In Ancient Egypt: This was a society-based caste system passed down from father to son. The “people” received professional training as well as some notions of reading and writing of hieroglyphics, used in administrative work, as well as simple mathematics and geometry. Only the sons of priests, architects, doctors and scribes learned hieroglyphics and were able to benefit from more complete instruction in the subjects of religion, law, astronomy, mathematics, mechanics and medicine.
In Ancient India: This was also a caste system based on a hierarchy from the Untouchables to the Brahmins, with only the Brahmins having access to higher education. This higher education was based on sacred texts written in Sanscrit and included grammar, literature, law, astronomy, medicine and mathematics.
In Persia: Education was regulated by the state and was military and moral in nature.
In Ancient China: The rare students who were allowed access to the Imperial Academy learnt literature, dynastic history, arithmetic and rhetoric.
Ancient Egypt: Education was mainly the responsibility of the head of the family. Further professional training was corporative. Higher education was solely for priests.
Ancient India: Elementary and professional education were provided by families of the middle castes, while higher education was provided to students by masters.
Ancient Egypt: memorization and imitation, with more rarely the use of games.
Ancient India: memorization (recitation), allowing the spirit of the sages to infiltrate the mind.
Persia: character is formed by practice and example.
Ancient China: importance of memory and veneration of books.
Ancient Egypt: Only sons of the upper classes go to school.

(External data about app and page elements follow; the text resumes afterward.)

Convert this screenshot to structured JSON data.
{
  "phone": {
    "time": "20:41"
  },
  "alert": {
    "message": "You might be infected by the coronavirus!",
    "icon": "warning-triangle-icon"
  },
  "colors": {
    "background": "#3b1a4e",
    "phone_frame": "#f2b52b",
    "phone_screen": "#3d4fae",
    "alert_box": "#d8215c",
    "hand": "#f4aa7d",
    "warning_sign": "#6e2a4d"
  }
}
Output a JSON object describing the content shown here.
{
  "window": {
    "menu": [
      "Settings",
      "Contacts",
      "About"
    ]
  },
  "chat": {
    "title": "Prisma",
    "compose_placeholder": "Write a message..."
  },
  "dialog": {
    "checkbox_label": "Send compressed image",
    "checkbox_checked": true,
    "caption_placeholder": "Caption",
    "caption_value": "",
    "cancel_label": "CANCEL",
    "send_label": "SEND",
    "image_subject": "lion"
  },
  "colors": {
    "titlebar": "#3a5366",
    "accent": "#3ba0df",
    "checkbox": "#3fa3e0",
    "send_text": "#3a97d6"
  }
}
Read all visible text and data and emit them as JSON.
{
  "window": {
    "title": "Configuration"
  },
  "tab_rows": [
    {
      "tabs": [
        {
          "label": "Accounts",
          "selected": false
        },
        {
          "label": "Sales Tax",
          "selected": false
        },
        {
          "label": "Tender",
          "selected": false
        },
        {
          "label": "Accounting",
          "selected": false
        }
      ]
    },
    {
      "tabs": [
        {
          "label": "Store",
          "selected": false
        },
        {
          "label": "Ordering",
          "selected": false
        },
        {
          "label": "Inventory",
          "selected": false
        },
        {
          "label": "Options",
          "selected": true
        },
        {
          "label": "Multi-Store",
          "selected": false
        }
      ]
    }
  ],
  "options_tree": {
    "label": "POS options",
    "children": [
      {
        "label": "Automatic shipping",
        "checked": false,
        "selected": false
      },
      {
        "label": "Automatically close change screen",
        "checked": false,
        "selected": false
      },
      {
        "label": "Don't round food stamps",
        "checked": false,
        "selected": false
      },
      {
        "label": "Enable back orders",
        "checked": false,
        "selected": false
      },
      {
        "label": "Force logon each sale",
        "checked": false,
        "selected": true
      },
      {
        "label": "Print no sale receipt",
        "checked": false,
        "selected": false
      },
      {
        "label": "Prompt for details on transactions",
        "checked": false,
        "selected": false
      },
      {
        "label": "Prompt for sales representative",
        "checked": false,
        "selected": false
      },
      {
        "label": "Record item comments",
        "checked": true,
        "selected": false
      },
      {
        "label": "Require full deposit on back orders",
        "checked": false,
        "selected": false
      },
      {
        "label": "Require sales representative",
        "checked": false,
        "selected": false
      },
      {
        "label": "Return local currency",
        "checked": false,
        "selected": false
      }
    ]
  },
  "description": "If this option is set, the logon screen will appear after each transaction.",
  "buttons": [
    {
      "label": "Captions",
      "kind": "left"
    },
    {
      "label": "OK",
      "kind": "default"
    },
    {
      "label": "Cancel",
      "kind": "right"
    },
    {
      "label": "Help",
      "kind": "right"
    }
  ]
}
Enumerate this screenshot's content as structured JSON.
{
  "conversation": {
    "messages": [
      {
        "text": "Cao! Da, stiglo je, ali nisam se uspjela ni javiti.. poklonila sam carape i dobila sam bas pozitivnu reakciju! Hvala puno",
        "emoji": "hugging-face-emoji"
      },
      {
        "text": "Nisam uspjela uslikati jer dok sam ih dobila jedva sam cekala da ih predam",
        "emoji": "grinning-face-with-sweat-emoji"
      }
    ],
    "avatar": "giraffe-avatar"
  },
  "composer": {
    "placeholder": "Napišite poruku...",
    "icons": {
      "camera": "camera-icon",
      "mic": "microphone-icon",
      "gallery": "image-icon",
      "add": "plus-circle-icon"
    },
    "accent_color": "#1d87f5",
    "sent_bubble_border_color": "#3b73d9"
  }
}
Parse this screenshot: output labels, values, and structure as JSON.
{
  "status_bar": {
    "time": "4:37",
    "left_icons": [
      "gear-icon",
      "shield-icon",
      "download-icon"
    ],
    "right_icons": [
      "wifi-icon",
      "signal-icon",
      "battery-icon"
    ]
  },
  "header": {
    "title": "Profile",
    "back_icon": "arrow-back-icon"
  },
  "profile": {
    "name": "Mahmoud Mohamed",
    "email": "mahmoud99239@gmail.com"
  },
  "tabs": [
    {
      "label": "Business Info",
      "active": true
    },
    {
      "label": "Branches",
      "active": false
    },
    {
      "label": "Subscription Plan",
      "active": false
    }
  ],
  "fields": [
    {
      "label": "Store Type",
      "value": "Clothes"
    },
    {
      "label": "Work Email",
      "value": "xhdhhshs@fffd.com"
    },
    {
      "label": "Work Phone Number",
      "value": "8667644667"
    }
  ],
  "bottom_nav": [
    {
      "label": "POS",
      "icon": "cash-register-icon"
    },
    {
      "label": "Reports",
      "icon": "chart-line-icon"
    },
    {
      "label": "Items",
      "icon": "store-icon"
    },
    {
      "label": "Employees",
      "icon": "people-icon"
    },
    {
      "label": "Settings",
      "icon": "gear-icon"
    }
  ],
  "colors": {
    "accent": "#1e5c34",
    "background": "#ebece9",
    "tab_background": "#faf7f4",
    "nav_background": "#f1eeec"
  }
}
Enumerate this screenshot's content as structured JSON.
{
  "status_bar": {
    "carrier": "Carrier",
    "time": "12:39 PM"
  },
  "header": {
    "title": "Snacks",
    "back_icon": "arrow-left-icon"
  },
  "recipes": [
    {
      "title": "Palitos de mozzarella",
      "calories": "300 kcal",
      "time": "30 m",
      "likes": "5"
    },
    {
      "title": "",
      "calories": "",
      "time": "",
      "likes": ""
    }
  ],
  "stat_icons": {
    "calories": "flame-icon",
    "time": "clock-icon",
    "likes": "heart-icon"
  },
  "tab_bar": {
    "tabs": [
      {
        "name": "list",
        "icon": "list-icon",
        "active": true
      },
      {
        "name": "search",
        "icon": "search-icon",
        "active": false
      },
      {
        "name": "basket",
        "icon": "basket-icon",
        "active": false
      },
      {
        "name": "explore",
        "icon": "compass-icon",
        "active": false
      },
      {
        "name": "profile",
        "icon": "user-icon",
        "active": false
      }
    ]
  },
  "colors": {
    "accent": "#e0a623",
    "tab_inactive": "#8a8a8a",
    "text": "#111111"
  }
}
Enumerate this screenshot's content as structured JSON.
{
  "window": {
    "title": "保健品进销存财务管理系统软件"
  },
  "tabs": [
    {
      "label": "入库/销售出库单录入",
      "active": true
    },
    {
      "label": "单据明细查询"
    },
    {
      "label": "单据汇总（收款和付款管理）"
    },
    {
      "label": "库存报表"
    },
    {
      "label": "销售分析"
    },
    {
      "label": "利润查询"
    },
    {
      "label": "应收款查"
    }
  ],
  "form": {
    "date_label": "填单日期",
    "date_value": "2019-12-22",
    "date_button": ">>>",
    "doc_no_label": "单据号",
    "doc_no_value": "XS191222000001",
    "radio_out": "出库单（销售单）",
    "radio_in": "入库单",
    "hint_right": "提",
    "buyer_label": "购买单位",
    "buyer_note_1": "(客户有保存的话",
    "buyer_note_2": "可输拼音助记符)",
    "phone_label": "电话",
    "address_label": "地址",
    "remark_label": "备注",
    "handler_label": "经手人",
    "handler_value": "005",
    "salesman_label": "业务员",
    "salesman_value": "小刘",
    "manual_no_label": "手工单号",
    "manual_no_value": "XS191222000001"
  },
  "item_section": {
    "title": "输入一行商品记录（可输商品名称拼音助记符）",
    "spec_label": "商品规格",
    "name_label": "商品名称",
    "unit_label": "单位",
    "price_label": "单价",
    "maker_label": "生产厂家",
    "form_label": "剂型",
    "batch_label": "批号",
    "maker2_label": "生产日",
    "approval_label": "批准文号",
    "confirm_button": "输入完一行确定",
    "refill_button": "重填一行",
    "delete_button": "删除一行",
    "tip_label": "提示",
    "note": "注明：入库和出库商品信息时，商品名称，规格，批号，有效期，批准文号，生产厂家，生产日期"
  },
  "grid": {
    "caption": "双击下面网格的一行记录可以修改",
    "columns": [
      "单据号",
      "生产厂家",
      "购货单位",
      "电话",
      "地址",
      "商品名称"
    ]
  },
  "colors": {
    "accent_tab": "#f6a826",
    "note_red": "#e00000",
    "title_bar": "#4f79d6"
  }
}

There is a distinction made between “l'at sebay.t” (school) and “per ankh” ("house of life") which was a more serious centre of higher learning.
Ancient India: There is no education available for girls. Secondary and primary schools for Sanskrits and for Muslims are developed but few children have access to them.
Ancient China: From the age of ten, children can go to school . However, due to the complex language, few are able to follow this path. To gain admission to the Imperial Academy, students must pass numerous examinations with increasing difficulties.
Ancient Egypt: Education was conformist and totalitarian with the use of corporal punishment.
Ancient India: The system of education developed passivity and contemplation with little regard for the physical and corporal worlds.
Ancient China: This was an elitist education system which disregarded manual work and was devoted to developing a static society. Originality, initiative and freedom were scorned.
Key concepts and important figures:
In China: The great philosophers Lao Tseu (Bad rulers leave their people in ignorance in order to govern better) and Confucius (“To learn without thinking is useless and to think without learning is dangerous”).
Further readings (in French):
Vial Jean, « L'Education dans l'Antiquité », Histoire de l'éducation, Paris, Presses Universitaires de France , «Que sais-je ?», 2009.